WHAT TO DO:
Please return each of the entries below exactly as they appear.

SOURCE RECORDS:
▼

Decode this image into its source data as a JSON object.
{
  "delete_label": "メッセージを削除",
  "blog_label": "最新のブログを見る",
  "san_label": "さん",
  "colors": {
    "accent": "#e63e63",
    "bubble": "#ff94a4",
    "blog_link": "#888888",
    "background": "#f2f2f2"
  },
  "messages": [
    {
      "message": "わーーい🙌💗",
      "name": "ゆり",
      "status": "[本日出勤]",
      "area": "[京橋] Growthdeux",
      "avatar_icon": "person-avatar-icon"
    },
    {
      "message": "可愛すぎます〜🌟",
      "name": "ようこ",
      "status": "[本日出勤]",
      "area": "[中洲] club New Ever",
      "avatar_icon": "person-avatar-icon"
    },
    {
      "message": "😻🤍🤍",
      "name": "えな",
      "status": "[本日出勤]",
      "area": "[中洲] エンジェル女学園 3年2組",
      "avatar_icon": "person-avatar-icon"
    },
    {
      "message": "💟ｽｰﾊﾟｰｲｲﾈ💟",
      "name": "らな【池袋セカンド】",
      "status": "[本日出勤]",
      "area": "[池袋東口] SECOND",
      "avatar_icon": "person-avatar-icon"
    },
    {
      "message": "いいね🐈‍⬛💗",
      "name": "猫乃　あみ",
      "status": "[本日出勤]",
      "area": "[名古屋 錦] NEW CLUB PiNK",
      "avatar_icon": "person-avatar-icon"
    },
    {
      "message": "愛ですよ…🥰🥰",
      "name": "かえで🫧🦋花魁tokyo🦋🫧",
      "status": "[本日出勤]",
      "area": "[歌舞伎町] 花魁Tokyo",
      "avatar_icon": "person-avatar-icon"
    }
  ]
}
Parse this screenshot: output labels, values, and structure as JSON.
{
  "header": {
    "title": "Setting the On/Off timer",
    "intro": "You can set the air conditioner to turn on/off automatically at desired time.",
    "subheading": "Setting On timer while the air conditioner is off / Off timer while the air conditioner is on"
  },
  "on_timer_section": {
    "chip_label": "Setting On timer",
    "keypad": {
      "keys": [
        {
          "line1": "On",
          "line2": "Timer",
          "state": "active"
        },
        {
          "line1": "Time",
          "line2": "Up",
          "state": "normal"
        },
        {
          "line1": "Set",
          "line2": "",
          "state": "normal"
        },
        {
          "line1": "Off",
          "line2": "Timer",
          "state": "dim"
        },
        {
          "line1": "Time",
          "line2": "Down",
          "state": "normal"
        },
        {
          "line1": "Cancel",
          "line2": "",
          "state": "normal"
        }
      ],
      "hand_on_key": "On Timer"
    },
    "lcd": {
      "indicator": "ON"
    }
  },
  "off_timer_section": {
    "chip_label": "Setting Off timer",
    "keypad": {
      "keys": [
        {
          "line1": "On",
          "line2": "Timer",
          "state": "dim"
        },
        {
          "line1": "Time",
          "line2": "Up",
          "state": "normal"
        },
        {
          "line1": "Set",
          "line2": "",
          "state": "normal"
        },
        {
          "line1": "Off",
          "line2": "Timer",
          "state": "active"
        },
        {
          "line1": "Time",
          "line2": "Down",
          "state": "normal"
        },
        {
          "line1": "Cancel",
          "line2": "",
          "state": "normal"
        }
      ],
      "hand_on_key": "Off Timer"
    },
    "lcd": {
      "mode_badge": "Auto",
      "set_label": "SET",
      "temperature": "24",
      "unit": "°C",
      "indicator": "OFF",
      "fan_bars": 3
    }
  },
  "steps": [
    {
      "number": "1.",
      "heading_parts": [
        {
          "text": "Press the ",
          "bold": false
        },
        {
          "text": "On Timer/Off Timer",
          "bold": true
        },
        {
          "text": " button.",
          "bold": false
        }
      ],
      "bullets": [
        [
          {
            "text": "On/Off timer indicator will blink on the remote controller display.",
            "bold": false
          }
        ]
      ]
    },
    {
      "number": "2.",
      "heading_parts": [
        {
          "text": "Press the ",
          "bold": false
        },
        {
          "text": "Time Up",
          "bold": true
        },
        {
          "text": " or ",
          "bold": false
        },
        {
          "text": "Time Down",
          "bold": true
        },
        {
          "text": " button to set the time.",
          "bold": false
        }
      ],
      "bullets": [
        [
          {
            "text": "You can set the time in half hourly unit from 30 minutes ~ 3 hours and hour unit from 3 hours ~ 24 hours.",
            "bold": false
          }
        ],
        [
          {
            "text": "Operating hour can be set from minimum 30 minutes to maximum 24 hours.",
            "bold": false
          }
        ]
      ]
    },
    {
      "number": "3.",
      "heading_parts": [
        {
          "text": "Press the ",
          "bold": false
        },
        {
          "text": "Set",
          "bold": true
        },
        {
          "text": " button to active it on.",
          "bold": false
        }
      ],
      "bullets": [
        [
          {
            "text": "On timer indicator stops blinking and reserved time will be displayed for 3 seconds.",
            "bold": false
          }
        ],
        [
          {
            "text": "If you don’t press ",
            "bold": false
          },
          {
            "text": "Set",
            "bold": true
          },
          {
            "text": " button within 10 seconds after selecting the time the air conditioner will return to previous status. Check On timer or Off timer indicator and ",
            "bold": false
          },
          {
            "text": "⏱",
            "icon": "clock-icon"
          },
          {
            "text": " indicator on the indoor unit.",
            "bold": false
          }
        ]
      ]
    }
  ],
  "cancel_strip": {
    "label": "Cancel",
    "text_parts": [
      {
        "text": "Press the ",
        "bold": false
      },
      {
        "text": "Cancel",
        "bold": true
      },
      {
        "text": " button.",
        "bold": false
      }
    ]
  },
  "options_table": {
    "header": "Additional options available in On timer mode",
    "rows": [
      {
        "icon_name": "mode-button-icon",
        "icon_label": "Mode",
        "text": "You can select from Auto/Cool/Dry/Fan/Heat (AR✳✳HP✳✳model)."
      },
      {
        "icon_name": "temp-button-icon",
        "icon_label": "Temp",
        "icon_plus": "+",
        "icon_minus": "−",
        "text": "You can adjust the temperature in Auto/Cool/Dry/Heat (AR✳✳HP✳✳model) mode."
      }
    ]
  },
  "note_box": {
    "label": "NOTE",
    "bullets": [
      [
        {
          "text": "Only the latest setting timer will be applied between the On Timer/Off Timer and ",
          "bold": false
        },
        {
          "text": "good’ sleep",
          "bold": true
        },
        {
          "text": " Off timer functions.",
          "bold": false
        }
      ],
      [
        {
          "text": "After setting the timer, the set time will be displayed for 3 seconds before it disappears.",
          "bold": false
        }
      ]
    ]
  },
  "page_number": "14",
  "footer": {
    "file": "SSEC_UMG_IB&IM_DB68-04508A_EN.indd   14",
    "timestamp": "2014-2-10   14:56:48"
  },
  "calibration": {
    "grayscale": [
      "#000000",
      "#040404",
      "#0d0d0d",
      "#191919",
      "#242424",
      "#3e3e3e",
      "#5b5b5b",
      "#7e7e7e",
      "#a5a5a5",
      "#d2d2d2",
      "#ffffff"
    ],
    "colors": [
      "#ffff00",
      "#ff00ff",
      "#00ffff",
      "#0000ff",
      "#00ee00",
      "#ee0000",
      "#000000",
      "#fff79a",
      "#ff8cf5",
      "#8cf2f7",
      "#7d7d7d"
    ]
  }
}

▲

ANSWER:
Decode this image into its source data as a JSON object.
{
  "delete_label": "メッセージを削除",
  "blog_label": "最新のブログを見る",
  "san_label": "さん",
  "colors": {
    "accent": "#e63e63",
    "bubble": "#ff94a4",
    "blog_link": "#888888",
    "background": "#f2f2f2"
  },
  "messages": [
    {
      "message": "わーーい🙌💗",
      "name": "ゆり",
      "status": "[本日出勤]",
      "area": "[京橋] Growthdeux",
      "avatar_icon": "person-avatar-icon"
    },
    {
      "message": "可愛すぎます〜🌟",
      "name": "ようこ",
      "status": "[本日出勤]",
      "area": "[中洲] club New Ever",
      "avatar_icon": "person-avatar-icon"
    },
    {
      "message": "😻🤍🤍",
      "name": "えな",
      "status": "[本日出勤]",
      "area": "[中洲] エンジェル女学園 3年2組",
      "avatar_icon": "person-avatar-icon"
    },
    {
      "message": "💟ｽｰﾊﾟｰｲｲﾈ💟",
      "name": "らな【池袋セカンド】",
      "status": "[本日出勤]",
      "area": "[池袋東口] SECOND",
      "avatar_icon": "person-avatar-icon"
    },
    {
      "message": "いいね🐈‍⬛💗",
      "name": "猫乃　あみ",
      "status": "[本日出勤]",
      "area": "[名古屋 錦] NEW CLUB PiNK",
      "avatar_icon": "person-avatar-icon"
    },
    {
      "message": "愛ですよ…🥰🥰",
      "name": "かえで🫧🦋花魁tokyo🦋🫧",
      "status": "[本日出勤]",
      "area": "[歌舞伎町] 花魁Tokyo",
      "avatar_icon": "person-avatar-icon"
    }
  ]
}
Parse this screenshot: output labels, values, and structure as JSON.
{
  "header": {
    "title": "Setting the On/Off timer",
    "intro": "You can set the air conditioner to turn on/off automatically at desired time.",
    "subheading": "Setting On timer while the air conditioner is off / Off timer while the air conditioner is on"
  },
  "on_timer_section": {
    "chip_label": "Setting On timer",
    "keypad": {
      "keys": [
        {
          "line1": "On",
          "line2": "Timer",
          "state": "active"
        },
        {
          "line1": "Time",
          "line2": "Up",
          "state": "normal"
        },
        {
          "line1": "Set",
          "line2": "",
          "state": "normal"
        },
        {
          "line1": "Off",
          "line2": "Timer",
          "state": "dim"
        },
        {
          "line1": "Time",
          "line2": "Down",
          "state": "normal"
        },
        {
          "line1": "Cancel",
          "line2": "",
          "state": "normal"
        }
      ],
      "hand_on_key": "On Timer"
    },
    "lcd": {
      "indicator": "ON"
    }
  },
  "off_timer_section": {
    "chip_label": "Setting Off timer",
    "keypad": {
      "keys": [
        {
          "line1": "On",
          "line2": "Timer",
          "state": "dim"
        },
        {
          "line1": "Time",
          "line2": "Up",
          "state": "normal"
        },
        {
          "line1": "Set",
          "line2": "",
          "state": "normal"
        },
        {
          "line1": "Off",
          "line2": "Timer",
          "state": "active"
        },
        {
          "line1": "Time",
          "line2": "Down",
          "state": "normal"
        },
        {
          "line1": "Cancel",
          "line2": "",
          "state": "normal"
        }
      ],
      "hand_on_key": "Off Timer"
    },
    "lcd": {
      "mode_badge": "Auto",
      "set_label": "SET",
      "temperature": "24",
      "unit": "°C",
      "indicator": "OFF",
      "fan_bars": 3
    }
  },
  "steps": [
    {
      "number": "1.",
      "heading_parts": [
        {
          "text": "Press the ",
          "bold": false
        },
        {
          "text": "On Timer/Off Timer",
          "bold": true
        },
        {
          "text": " button.",
          "bold": false
        }
      ],
      "bullets": [
        [
          {
            "text": "On/Off timer indicator will blink on the remote controller display.",
            "bold": false
          }
        ]
      ]
    },
    {
      "number": "2.",
      "heading_parts": [
        {
          "text": "Press the ",
          "bold": false
        },
        {
          "text": "Time Up",
          "bold": true
        },
        {
          "text": " or ",
          "bold": false
        },
        {
          "text": "Time Down",
          "bold": true
        },
        {
          "text": " button to set the time.",
          "bold": false
        }
      ],
      "bullets": [
        [
          {
            "text": "You can set the time in half hourly unit from 30 minutes ~ 3 hours and hour unit from 3 hours ~ 24 hours.",
            "bold": false
          }
        ],
        [
          {
            "text": "Operating hour can be set from minimum 30 minutes to maximum 24 hours.",
            "bold": false
          }
        ]
      ]
    },
    {
      "number": "3.",
      "heading_parts": [
        {
          "text": "Press the ",
          "bold": false
        },
        {
          "text": "Set",
          "bold": true
        },
        {
          "text": " button to active it on.",
          "bold": false
        }
      ],
      "bullets": [
        [
          {
            "text": "On timer indicator stops blinking and reserved time will be displayed for 3 seconds.",
            "bold": false
          }
        ],
        [
          {
            "text": "If you don’t press ",
            "bold": false
          },
          {
            "text": "Set",
            "bold": true
          },
          {
            "text": " button within 10 seconds after selecting the time the air conditioner will return to previous status. Check On timer or Off timer indicator and ",
            "bold": false
          },
          {
            "text": "⏱",
            "icon": "clock-icon"
          },
          {
            "text": " indicator on the indoor unit.",
            "bold": false
          }
        ]
      ]
    }
  ],
  "cancel_strip": {
    "label": "Cancel",
    "text_parts": [
      {
        "text": "Press the ",
        "bold": false
      },
      {
        "text": "Cancel",
        "bold": true
      },
      {
        "text": " button.",
        "bold": false
      }
    ]
  },
  "options_table": {
    "header": "Additional options available in On timer mode",
    "rows": [
      {
        "icon_name": "mode-button-icon",
        "icon_label": "Mode",
        "text": "You can select from Auto/Cool/Dry/Fan/Heat (AR✳✳HP✳✳model)."
      },
      {
        "icon_name": "temp-button-icon",
        "icon_label": "Temp",
        "icon_plus": "+",
        "icon_minus": "−",
        "text": "You can adjust the temperature in Auto/Cool/Dry/Heat (AR✳✳HP✳✳model) mode."
      }
    ]
  },
  "note_box": {
    "label": "NOTE",
    "bullets": [
      [
        {
          "text": "Only the latest setting timer will be applied between the On Timer/Off Timer and ",
          "bold": false
        },
        {
          "text": "good’ sleep",
          "bold": true
        },
        {
          "text": " Off timer functions.",
          "bold": false
        }
      ],
      [
        {
          "text": "After setting the timer, the set time will be displayed for 3 seconds before it disappears.",
          "bold": false
        }
      ]
    ]
  },
  "page_number": "14",
  "footer": {
    "file": "SSEC_UMG_IB&IM_DB68-04508A_EN.indd   14",
    "timestamp": "2014-2-10   14:56:48"
  },
  "calibration": {
    "grayscale": [
      "#000000",
      "#040404",
      "#0d0d0d",
      "#191919",
      "#242424",
      "#3e3e3e",
      "#5b5b5b",
      "#7e7e7e",
      "#a5a5a5",
      "#d2d2d2",
      "#ffffff"
    ],
    "colors": [
      "#ffff00",
      "#ff00ff",
      "#00ffff",
      "#0000ff",
      "#00ee00",
      "#ee0000",
      "#000000",
      "#fff79a",
      "#ff8cf5",
      "#8cf2f7",
      "#7d7d7d"
    ]
  }
}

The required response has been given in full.